Another whistle blew from underneath the Sacred Heart basket. The smattering of Boston College men’s basketball fans poured out a sensational amount of boos. Jim Christian joined in—not with a boo, but with an emphatic turn away from the officials, flailing his arms out, resigned to the calls going against his Eagles. If the native New Yorker’s actions could speak, they’d likely be saying “fuhgeddaboudit.”
Yet Jerome Robinson remained unfazed by the 14-2 run by the Pioneers and the prospects of dropping another winnable game to a (theoretically) inferior non-conference opponent. The sophomore guard demanded the ball, pulling up from 3-point land. In the process, SHU’s Charles Tucker knocked him onto the floor for a foul.
While on the hardwood, Robinson chucked up double threes with his fingers. He knew that ball was going in before it switched through the net. The Eagles didn’t have to worry again after all.
With a career-high 32 points, Robinson willed the Eagles to a 82-75 victory over Sacred Heart. It was the seventh time Robinson had broken the 20-point mark this season. That total is also the fourth-highest among ACC players this season. For Christian, Robinson’s ability to remain calm was a huge benefit for his club.
“He let the game come to him, he didn’t get emotionally down, he didn’t take crazy and wild shots,” Christian said.
The Eagles (6-5) didn’t even get anything out of him for the first seven minutes against Sacred Heart (5-7). Robinson didn’t make an attempt, allowing his teammates to take the early charge. A.J. Turner got the scoring started with a 3-pointer. Mo Jeffers challenged the Pioneers’ equally undersized forwards inside with a few early points. And Ky Bowman kept attacking the basket with reckless abandon, with every play looking like that game-winner he set up for Nik Popovic against Auburn.

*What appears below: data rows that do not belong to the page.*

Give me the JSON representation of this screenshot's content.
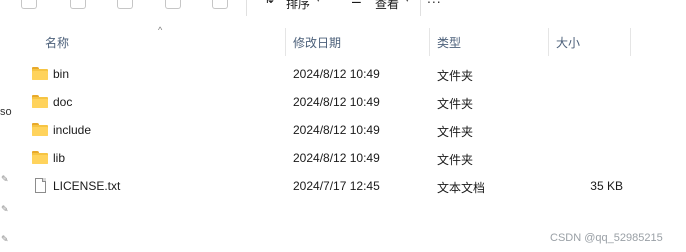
{
  "toolbar": {
    "sort_label": "排序",
    "view_label": "查看",
    "more_label": "..."
  },
  "nav": {
    "partial_text": "so"
  },
  "columns": {
    "name": "名称",
    "date": "修改日期",
    "type": "类型",
    "size": "大小"
  },
  "files": [
    {
      "name": "bin",
      "date": "2024/8/12 10:49",
      "type": "文件夹",
      "size": "",
      "icon": "folder-icon"
    },
    {
      "name": "doc",
      "date": "2024/8/12 10:49",
      "type": "文件夹",
      "size": "",
      "icon": "folder-icon"
    },
    {
      "name": "include",
      "date": "2024/8/12 10:49",
      "type": "文件夹",
      "size": "",
      "icon": "folder-icon"
    },
    {
      "name": "lib",
      "date": "2024/8/12 10:49",
      "type": "文件夹",
      "size": "",
      "icon": "folder-icon"
    },
    {
      "name": "LICENSE.txt",
      "date": "2024/7/17 12:45",
      "type": "文本文档",
      "size": "35 KB",
      "icon": "text-file-icon"
    }
  ],
  "watermark": "CSDN @qq_52985215"
}
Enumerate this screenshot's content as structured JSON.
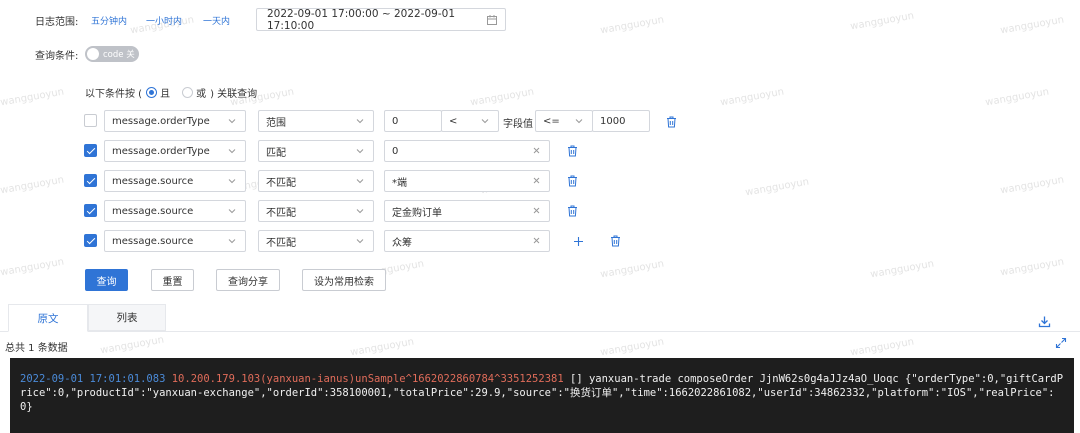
{
  "date_range": {
    "label": "日志范围:",
    "quick_links": [
      "五分钟内",
      "一小时内",
      "一天内"
    ],
    "value": "2022-09-01 17:00:00 ~ 2022-09-01 17:10:00"
  },
  "query_condition": {
    "label": "查询条件:",
    "toggle_label": "code 关"
  },
  "logic": {
    "prefix": "以下条件按 (",
    "and_label": "且",
    "or_label": "或",
    "suffix": ") 关联查询",
    "selected": "且"
  },
  "conditions": [
    {
      "checked": false,
      "field": "message.orderType",
      "op": "范围",
      "value": "0",
      "comparator": "<",
      "field_value_label": "字段值",
      "comparator2": "<=",
      "value2": "1000"
    },
    {
      "checked": true,
      "field": "message.orderType",
      "op": "匹配",
      "value": "0"
    },
    {
      "checked": true,
      "field": "message.source",
      "op": "不匹配",
      "value": "*端"
    },
    {
      "checked": true,
      "field": "message.source",
      "op": "不匹配",
      "value": "定金购订单"
    },
    {
      "checked": true,
      "field": "message.source",
      "op": "不匹配",
      "value": "众筹"
    }
  ],
  "buttons": {
    "query": "查询",
    "reset": "重置",
    "share": "查询分享",
    "save": "设为常用检索"
  },
  "tabs": [
    "原文",
    "列表"
  ],
  "active_tab": "原文",
  "total_text": "总共 1 条数据",
  "watermark": "wangguoyun",
  "log": {
    "timestamp": "2022-09-01 17:01:01.083",
    "host": "10.200.179.103(yanxuan-ianus)unSample^1662022860784^3351252381",
    "body": " [] yanxuan-trade composeOrder JjnW62s0g4aJJz4aO_Uoqc {\"orderType\":0,\"giftCardPrice\":0,\"productId\":\"yanxuan-exchange\",\"orderId\":358100001,\"totalPrice\":29.9,\"source\":\"换货订单\",\"time\":1662022861082,\"userId\":34862332,\"platform\":\"IOS\",\"realPrice\":0}"
  },
  "colors": {
    "accent": "#2f74d6",
    "console_bg": "#1e1e1e",
    "timestamp": "#4b8bd9",
    "host": "#e06c5a"
  }
}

When Robinson finally got onto the scoreboard, he did it in stylish fashion. His first two attempts were a spinning layup around Sacred Heart’s Quincy McKnight and a two-handed dunk off a turnover he forced.
The Eagles also showed off good ball movement in the first half. On one play, Turner teased a floater in the lane, before no-look passing it over to Popovic for an easy floater. On another, BC let the clock tick down to the end of the shot clock before launching a Draymond Green-esque 3-pointer—doing it while kicking out his right leg. Defensively, the Eagles kept the pressure on the Pioneers—in total, they forced 21 turnovers.

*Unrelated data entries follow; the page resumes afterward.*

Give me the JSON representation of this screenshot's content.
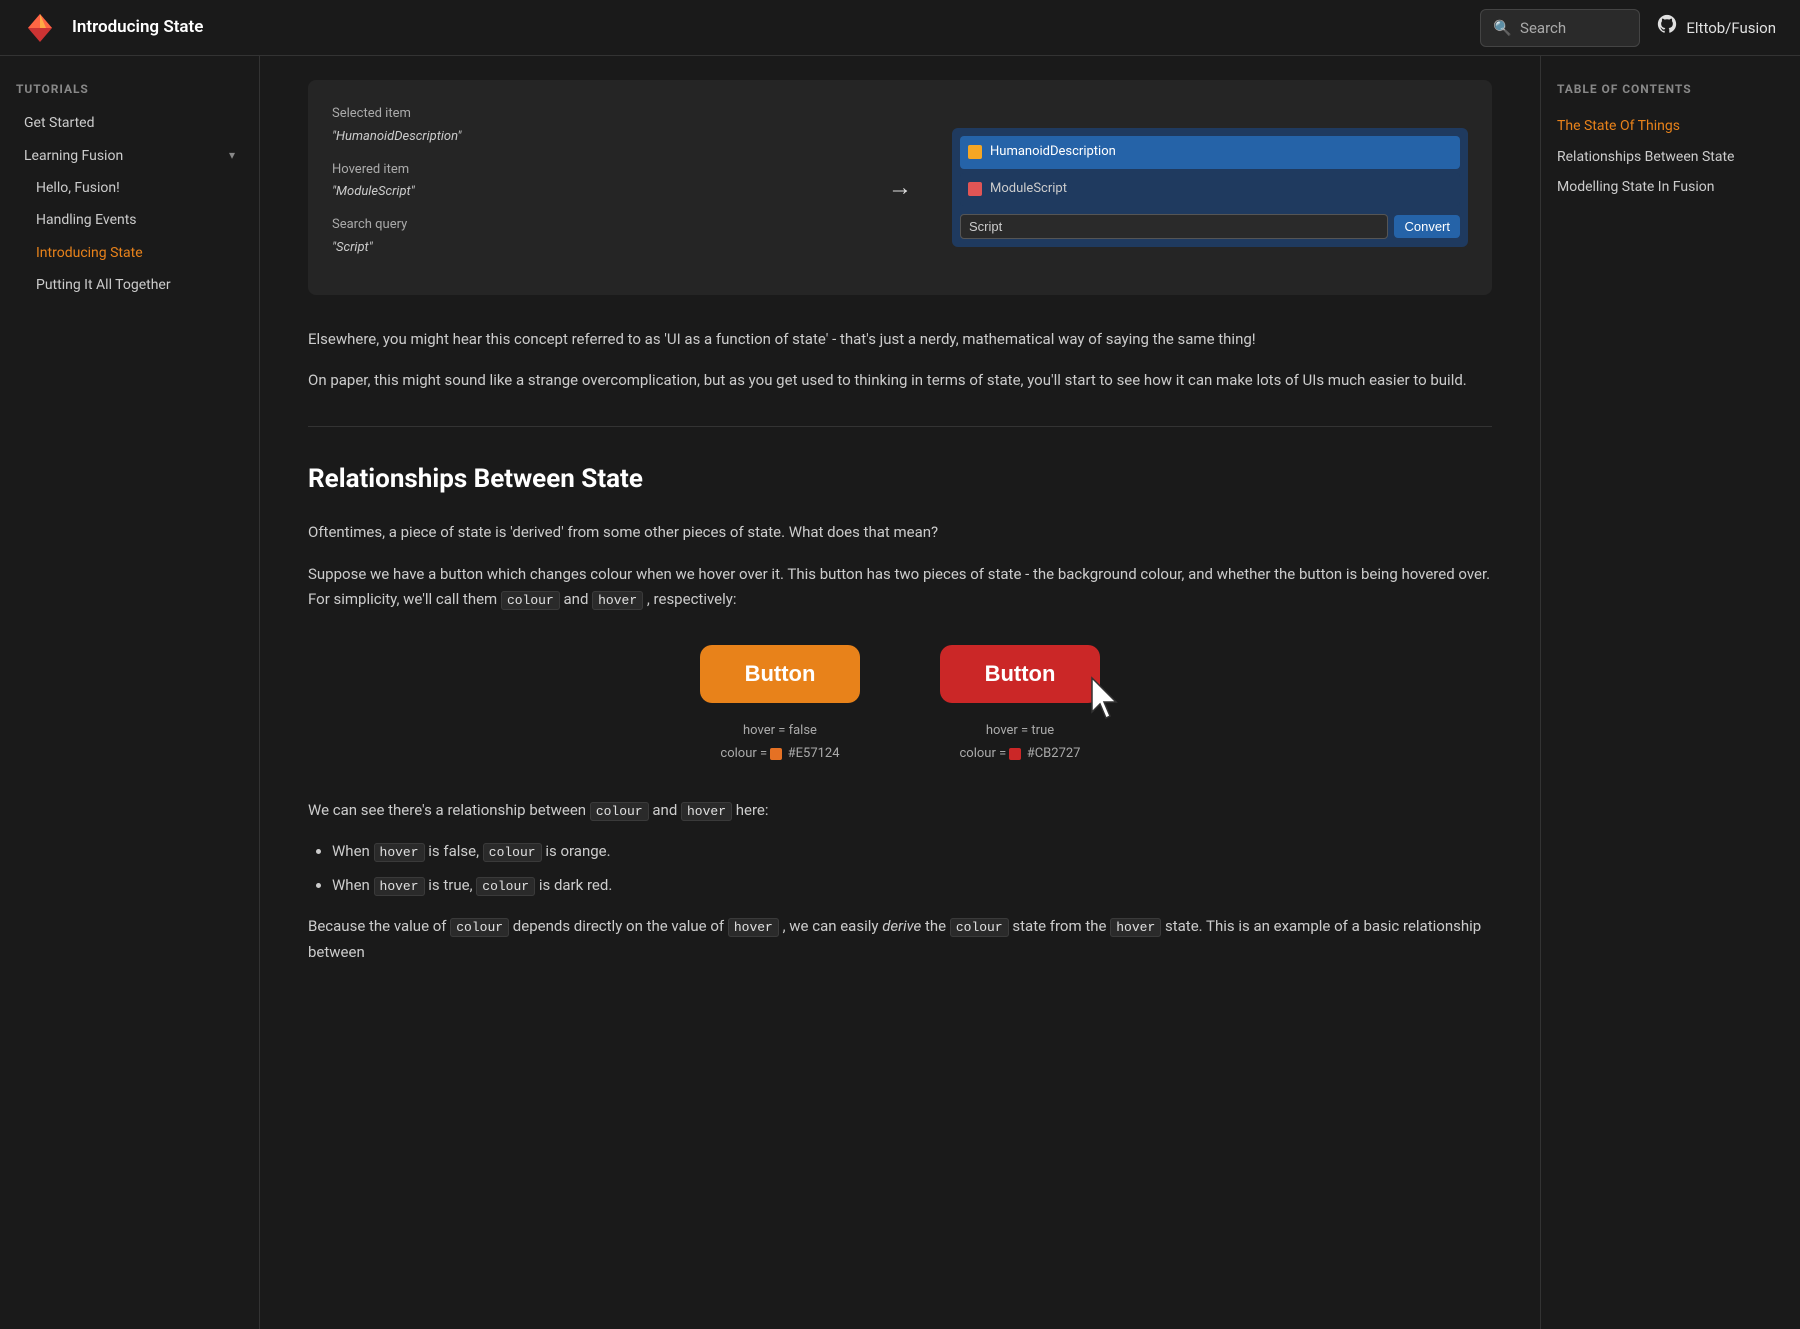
{
  "header": {
    "title": "Introducing State",
    "search_placeholder": "Search",
    "github_label": "Elttob/Fusion"
  },
  "sidebar_left": {
    "section_label": "Tutorials",
    "items": [
      {
        "id": "get-started",
        "label": "Get Started",
        "active": false,
        "group": false
      },
      {
        "id": "learning-fusion",
        "label": "Learning Fusion",
        "active": false,
        "group": true,
        "children": [
          {
            "id": "hello-fusion",
            "label": "Hello, Fusion!",
            "active": false
          },
          {
            "id": "handling-events",
            "label": "Handling Events",
            "active": false
          },
          {
            "id": "introducing-state",
            "label": "Introducing State",
            "active": true
          },
          {
            "id": "putting-it-all-together",
            "label": "Putting It All Together",
            "active": false
          }
        ]
      }
    ]
  },
  "demo_box": {
    "selected_item_label": "Selected item",
    "selected_item_value": "\"HumanoidDescription\"",
    "hovered_item_label": "Hovered item",
    "hovered_item_value": "\"ModuleScript\"",
    "search_query_label": "Search query",
    "search_query_value": "\"Script\"",
    "ui_rows": [
      {
        "label": "HumanoidDescription",
        "selected": true,
        "icon_type": "humanoid"
      },
      {
        "label": "ModuleScript",
        "selected": false,
        "icon_type": "module"
      }
    ],
    "search_input_value": "Script",
    "convert_button_label": "Convert"
  },
  "toc": {
    "title": "Table of contents",
    "items": [
      {
        "id": "the-state-of-things",
        "label": "The State Of Things",
        "active": true
      },
      {
        "id": "relationships-between-state",
        "label": "Relationships Between State",
        "active": false
      },
      {
        "id": "modelling-state-in-fusion",
        "label": "Modelling State In Fusion",
        "active": false
      }
    ]
  },
  "content": {
    "para1": "Elsewhere, you might hear this concept referred to as 'UI as a function of state' - that's just a nerdy, mathematical way of saying the same thing!",
    "para2": "On paper, this might sound like a strange overcomplication, but as you get used to thinking in terms of state, you'll start to see how it can make lots of UIs much easier to build.",
    "section2_heading": "Relationships Between State",
    "para3": "Oftentimes, a piece of state is 'derived' from some other pieces of state. What does that mean?",
    "para4": "Suppose we have a button which changes colour when we hover over it. This button has two pieces of state - the background colour, and whether the button is being hovered over. For simplicity, we'll call them",
    "code_colour": "colour",
    "code_hover": "hover",
    "para4_end": "and",
    "para4_end2": ", respectively:",
    "btn_label": "Button",
    "btn_left_state": "hover = false",
    "btn_left_colour_label": "colour =",
    "btn_left_colour_value": "#E57124",
    "btn_right_state": "hover = true",
    "btn_right_colour_label": "colour =",
    "btn_right_colour_value": "#CB2727",
    "para5_start": "We can see there's a relationship between",
    "code_colour2": "colour",
    "para5_mid": "and",
    "code_hover2": "hover",
    "para5_end": "here:",
    "list_items": [
      {
        "prefix": "When ",
        "code": "hover",
        "middle": " is false, ",
        "code2": "colour",
        "suffix": " is orange."
      },
      {
        "prefix": "When ",
        "code": "hover",
        "middle": " is true, ",
        "code2": "colour",
        "suffix": " is dark red."
      }
    ],
    "para6_start": "Because the value of",
    "code_colour3": "colour",
    "para6_mid": "depends directly on the value of",
    "code_hover3": "hover",
    "para6_mid2": ", we can easily",
    "italic_derive": "derive",
    "para6_end": "the",
    "code_colour4": "colour",
    "para6_end2": "state from the",
    "code_hover4": "hover",
    "para6_end3": "state. This is an example of a basic relationship between"
  },
  "colors": {
    "orange": "#E57124",
    "red": "#CB2727",
    "accent": "#e8821a",
    "toc_active": "#e8821a",
    "sidebar_active": "#e8821a"
  }
}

Yet the second half became a struggle for BC. Led by McKnight and Joseph Lopez, Sacred Heart stormed back with the aforementioned long run. Even worse, BC allowed the Pioneers to get into the bonus by the 15 minute mark. It was the kind of effort that frustrated Christian and left him questioning why his team cannot pull away from lesser opponents. Christian guesses that it isn’t because he lacks players with the skill to win, but rather the sense of mind to put in the dagger.
“I’m talking more mental mistakes than physical mistakes,” Christian said. “It seems like every time we get a chance to put somebody away, we’ll make three or four mental mistakes in a row.”
Fortunately for Christian, he has a player like Robinson. Immediately following that big 3-pointer, Robinson chased down McKnight for a huge block. Robinson matched the Sacred Heart star shot-for-shot—and he’d need to, considering McKnight finished with 36 points.
With the Pioneers holding close, the Eagles turned to their veteran 3-point specialist, Jordan Chatman. The 23-year-old didn’t have a strong game against Auburn from deep, and was barely a factor for much of the game. Yet on back-to-back possessions, Chatman knocked down 3-pointers off turnovers to push BC’s lead to double digits. At that point, the Eagles had little reason to worry.
“It was good to see him shoot the ball with confidence,” Christian said. “I’m not surprised he knocked down those in a row.”
Once again, without Robinson, the Eagles would have been in serious trouble. The road gets harder from here, especially once ACC play starts on Jan. 1. Christian recognizes this, too, and how imperative it is for a second scorer to rise up. But for now, as long as the Eagles do have Robinson, there’s no doubt they’ll be in every game til the end.
Featured Image by John Quackenbos / BC Athletics